But it wasn’t. I was singing but. . .There was no emptiness any longer but people pressing upon me in so friendly and close a fashion that they seemed a part of me. I loved them and welcomed them back, although it was so short a time ago that I had welcomed the sun-warmed spaces of liberty. I know that in another dimension the two were not mutually exclusive but existed together.”
The Scent of Water by Elizabeth Goudge
I wonder if we’re back to the “Wounded Healer” again, Anna? (“Maybe”, I hear you say.) Laughter in the face of all that is, in itself, healing; as is the way you share your story.
I’m glad to see that Elsegirl takes after her Mama and Grandmama.
Laughable indeed. And i think the only way anything can make a shred of sense in this world is by the expression of God (or Love, or “Magic”, as my 5yo dtr puts it) THROUGH our human selves (cuz we all have magic in us!) TO each other. We get glimmers of “magic” (laughter, connection, moments of joy) thru all the senselessness, suffering, and sadness. Makes it all worthwhile…or sometimes worthwhile…. or bearable…When I can allow myself to recognize it. Hard when you have a child suffering. And when he’s asking all these questions too. Sometimes all I can do is help him try to recognize the magic in himself. Cuz most of the time when he’s looking for answers…. I got nuthin.
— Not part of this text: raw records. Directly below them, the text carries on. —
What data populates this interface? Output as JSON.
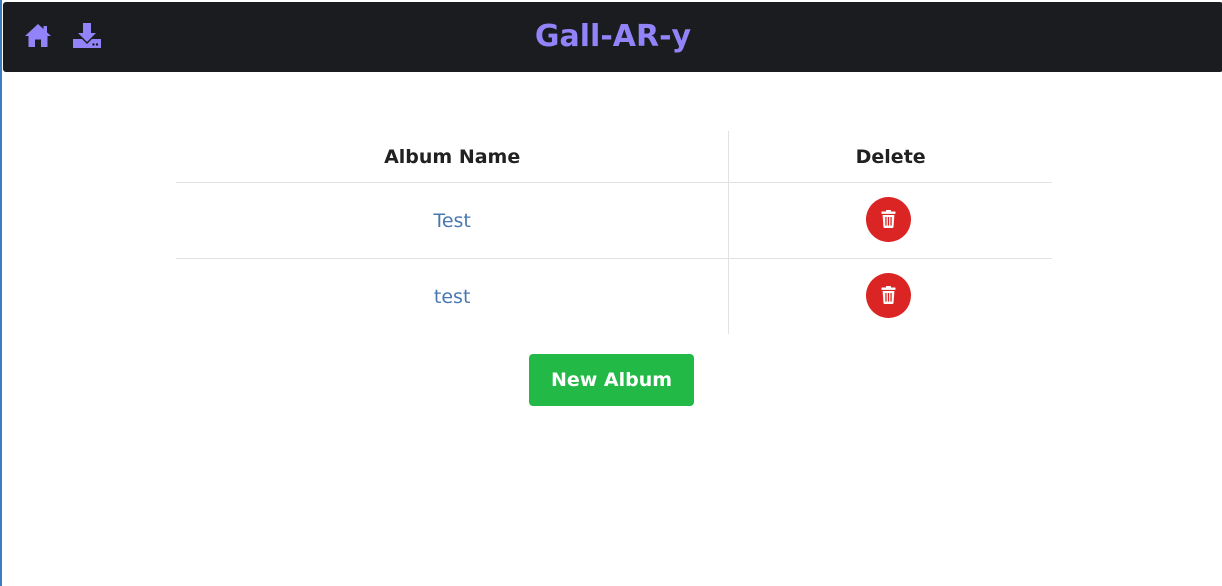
{
  "header": {
    "title": "Gall-AR-y",
    "home_icon": "home-icon",
    "download_icon": "download-icon",
    "background_color": "#1b1c1f",
    "accent_color": "#9284f8"
  },
  "table": {
    "headers": {
      "album_name": "Album Name",
      "delete": "Delete"
    },
    "rows": [
      {
        "name": "Test",
        "delete_icon": "trash-icon"
      },
      {
        "name": "test",
        "delete_icon": "trash-icon"
      }
    ],
    "link_color": "#4978b0",
    "delete_color": "#db2424"
  },
  "actions": {
    "new_album_label": "New Album",
    "new_album_color": "#22b946"
  }
}
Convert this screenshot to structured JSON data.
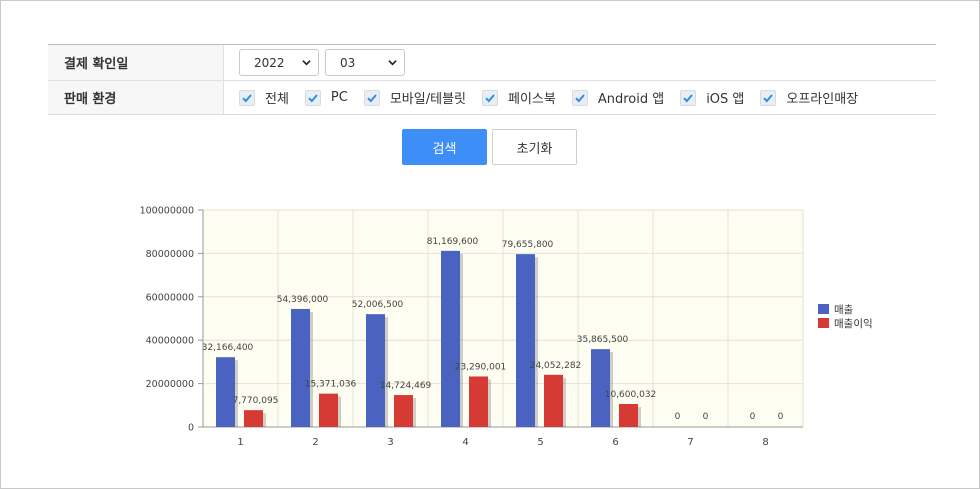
{
  "filters": {
    "date_label": "결제 확인일",
    "year": "2022",
    "month": "03",
    "env_label": "판매 환경",
    "env_options": [
      {
        "label": "전체",
        "checked": true
      },
      {
        "label": "PC",
        "checked": true
      },
      {
        "label": "모바일/테블릿",
        "checked": true
      },
      {
        "label": "페이스북",
        "checked": true
      },
      {
        "label": "Android 앱",
        "checked": true
      },
      {
        "label": "iOS 앱",
        "checked": true
      },
      {
        "label": "오프라인매장",
        "checked": true
      }
    ]
  },
  "buttons": {
    "search": "검색",
    "reset": "초기화"
  },
  "chart_data": {
    "type": "bar",
    "categories": [
      "1",
      "2",
      "3",
      "4",
      "5",
      "6",
      "7",
      "8"
    ],
    "series": [
      {
        "name": "매출",
        "color": "#4a63c0",
        "values": [
          32166400,
          54396000,
          52006500,
          81169600,
          79655800,
          35865500,
          0,
          0
        ],
        "labels": [
          "32,166,400",
          "54,396,000",
          "52,006,500",
          "81,169,600",
          "79,655,800",
          "35,865,500",
          "0",
          "0"
        ]
      },
      {
        "name": "매출이익",
        "color": "#d63a35",
        "values": [
          7770095,
          15371036,
          14724469,
          23290001,
          24052282,
          10600032,
          0,
          0
        ],
        "labels": [
          "7,770,095",
          "15,371,036",
          "14,724,469",
          "23,290,001",
          "24,052,282",
          "10,600,032",
          "0",
          "0"
        ]
      }
    ],
    "ylim": [
      0,
      100000000
    ],
    "yticks": [
      "0",
      "20000000",
      "40000000",
      "60000000",
      "80000000",
      "100000000"
    ],
    "legend_position": "right",
    "grid": true
  }
}
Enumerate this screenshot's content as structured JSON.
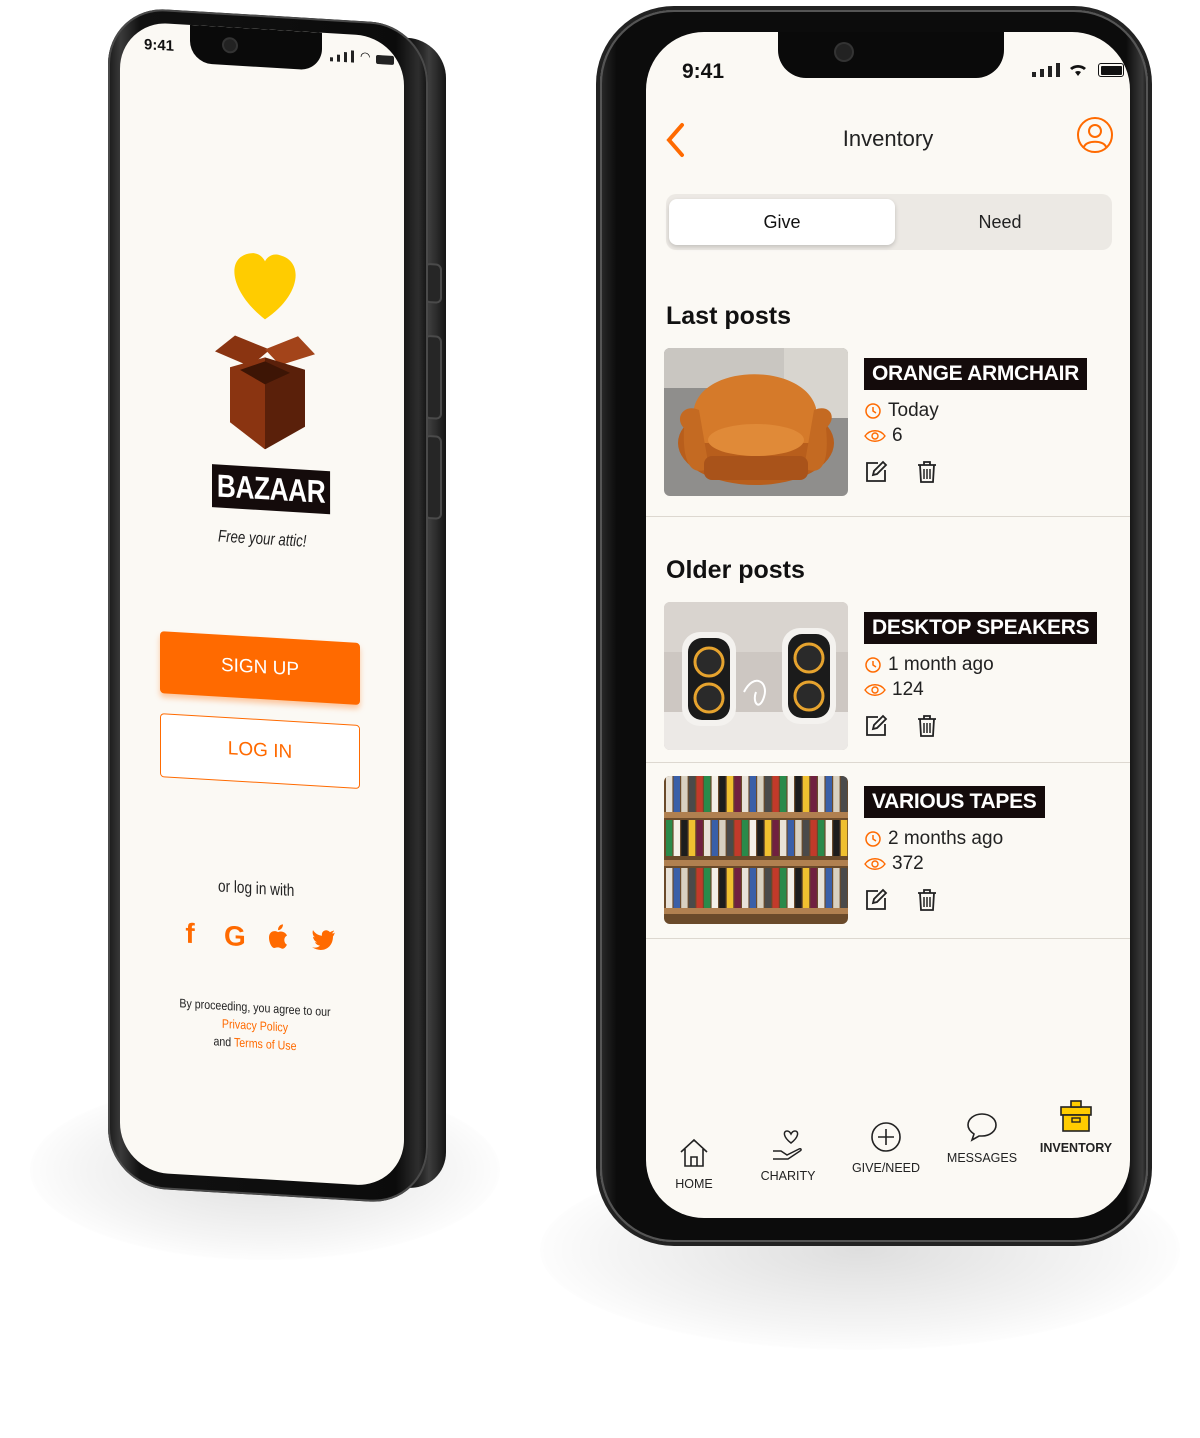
{
  "left_phone": {
    "status_time": "9:41",
    "brand_name": "BAZAAR",
    "tagline": "Free your attic!",
    "signup_label": "SIGN UP",
    "login_label": "LOG IN",
    "or_login_with": "or log in with",
    "social_icons": [
      "facebook-icon",
      "google-icon",
      "apple-icon",
      "twitter-icon"
    ],
    "social_glyphs": [
      "f",
      "G",
      "",
      ""
    ],
    "legal_prefix": "By proceeding, you agree to our",
    "privacy_link": "Privacy Policy",
    "legal_and": "and",
    "terms_link": "Terms of Use"
  },
  "right_phone": {
    "status_time": "9:41",
    "title": "Inventory",
    "segments": {
      "give": "Give",
      "need": "Need",
      "selected": "Give"
    },
    "last_posts_heading": "Last posts",
    "older_posts_heading": "Older posts",
    "last_posts": [
      {
        "title": "ORANGE ARMCHAIR",
        "time": "Today",
        "views": "6"
      }
    ],
    "older_posts": [
      {
        "title": "DESKTOP SPEAKERS",
        "time": "1 month ago",
        "views": "124"
      },
      {
        "title": "VARIOUS TAPES",
        "time": "2 months ago",
        "views": "372"
      }
    ],
    "tabs": [
      {
        "label": "HOME",
        "icon": "home-icon"
      },
      {
        "label": "CHARITY",
        "icon": "charity-icon"
      },
      {
        "label": "GIVE/NEED",
        "icon": "plus-circle-icon"
      },
      {
        "label": "MESSAGES",
        "icon": "chat-bubble-icon"
      },
      {
        "label": "INVENTORY",
        "icon": "box-icon",
        "active": true
      }
    ]
  },
  "colors": {
    "accent": "#ff6a00",
    "dark": "#140b0b",
    "background": "#fbf9f4",
    "box_yellow": "#ffcc00"
  }
}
Anyway– not sure what the heck I just said– will read it thru later! Luv u Anna & Anonymous #1!!